* **Exercise objective**
A word-for-word copy of the records below is needed, without the images.

*** Stored data

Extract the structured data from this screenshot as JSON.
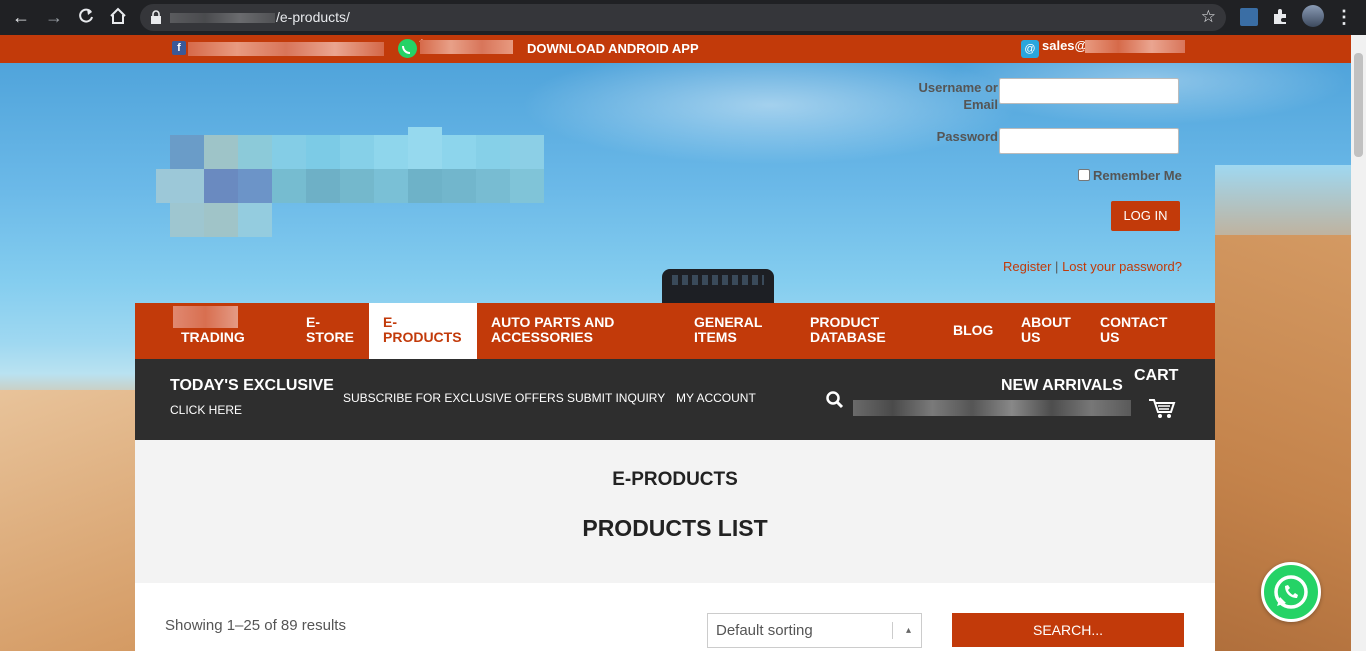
{
  "browser": {
    "url_path": "/e-products/"
  },
  "topbar": {
    "facebook_prefix": "f",
    "whatsapp_prefix": "+",
    "download_app": "DOWNLOAD ANDROID APP",
    "email_prefix": "sales@"
  },
  "login": {
    "username_label_line1": "Username or",
    "username_label_line2": "Email",
    "password_label": "Password",
    "remember_label": "Remember Me",
    "login_button": "LOG IN",
    "register_link": "Register",
    "separator": "|",
    "lost_password_link": "Lost your password?"
  },
  "mainnav": {
    "items": [
      {
        "line1": "",
        "line2": "TRADING"
      },
      {
        "line1": "E-",
        "line2": "STORE"
      },
      {
        "line1": "E-",
        "line2": "PRODUCTS"
      },
      {
        "line1": "AUTO PARTS AND",
        "line2": "ACCESSORIES"
      },
      {
        "line1": "GENERAL",
        "line2": "ITEMS"
      },
      {
        "line1": "PRODUCT",
        "line2": "DATABASE"
      },
      {
        "line1": "BLOG",
        "line2": ""
      },
      {
        "line1": "ABOUT",
        "line2": "US"
      },
      {
        "line1": "CONTACT",
        "line2": "US"
      }
    ],
    "active_index": 2
  },
  "subbar": {
    "todays_exclusive": "TODAY'S EXCLUSIVE",
    "click_here": "CLICK HERE",
    "subscribe": "SUBSCRIBE FOR EXCLUSIVE OFFERS",
    "submit_inquiry": "SUBMIT INQUIRY",
    "my_account": "MY ACCOUNT",
    "new_arrivals": "NEW ARRIVALS",
    "cart": "CART"
  },
  "content": {
    "category": "E-PRODUCTS",
    "title": "PRODUCTS LIST",
    "showing": "Showing 1–25 of 89 results",
    "sort_selected": "Default sorting",
    "search_button": "SEARCH..."
  },
  "colors": {
    "brand": "#c23a0a",
    "dark_bar": "#2e2e2e",
    "whatsapp": "#25d366"
  },
  "icons": [
    "back-arrow-icon",
    "forward-arrow-icon",
    "reload-icon",
    "home-icon",
    "lock-icon",
    "star-icon",
    "puzzle-icon",
    "menu-icon",
    "facebook-icon",
    "whatsapp-icon",
    "at-icon",
    "search-icon",
    "cart-icon"
  ]
}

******

* **Expected answer**
Extract the structured data from this screenshot as JSON.
{
  "browser": {
    "url_path": "/e-products/"
  },
  "topbar": {
    "facebook_prefix": "f",
    "whatsapp_prefix": "+",
    "download_app": "DOWNLOAD ANDROID APP",
    "email_prefix": "sales@"
  },
  "login": {
    "username_label_line1": "Username or",
    "username_label_line2": "Email",
    "password_label": "Password",
    "remember_label": "Remember Me",
    "login_button": "LOG IN",
    "register_link": "Register",
    "separator": "|",
    "lost_password_link": "Lost your password?"
  },
  "mainnav": {
    "items": [
      {
        "line1": "",
        "line2": "TRADING"
      },
      {
        "line1": "E-",
        "line2": "STORE"
      },
      {
        "line1": "E-",
        "line2": "PRODUCTS"
      },
      {
        "line1": "AUTO PARTS AND",
        "line2": "ACCESSORIES"
      },
      {
        "line1": "GENERAL",
        "line2": "ITEMS"
      },
      {
        "line1": "PRODUCT",
        "line2": "DATABASE"
      },
      {
        "line1": "BLOG",
        "line2": ""
      },
      {
        "line1": "ABOUT",
        "line2": "US"
      },
      {
        "line1": "CONTACT",
        "line2": "US"
      }
    ],
    "active_index": 2
  },
  "subbar": {
    "todays_exclusive": "TODAY'S EXCLUSIVE",
    "click_here": "CLICK HERE",
    "subscribe": "SUBSCRIBE FOR EXCLUSIVE OFFERS",
    "submit_inquiry": "SUBMIT INQUIRY",
    "my_account": "MY ACCOUNT",
    "new_arrivals": "NEW ARRIVALS",
    "cart": "CART"
  },
  "content": {
    "category": "E-PRODUCTS",
    "title": "PRODUCTS LIST",
    "showing": "Showing 1–25 of 89 results",
    "sort_selected": "Default sorting",
    "search_button": "SEARCH..."
  },
  "colors": {
    "brand": "#c23a0a",
    "dark_bar": "#2e2e2e",
    "whatsapp": "#25d366"
  },
  "icons": [
    "back-arrow-icon",
    "forward-arrow-icon",
    "reload-icon",
    "home-icon",
    "lock-icon",
    "star-icon",
    "puzzle-icon",
    "menu-icon",
    "facebook-icon",
    "whatsapp-icon",
    "at-icon",
    "search-icon",
    "cart-icon"
  ]
}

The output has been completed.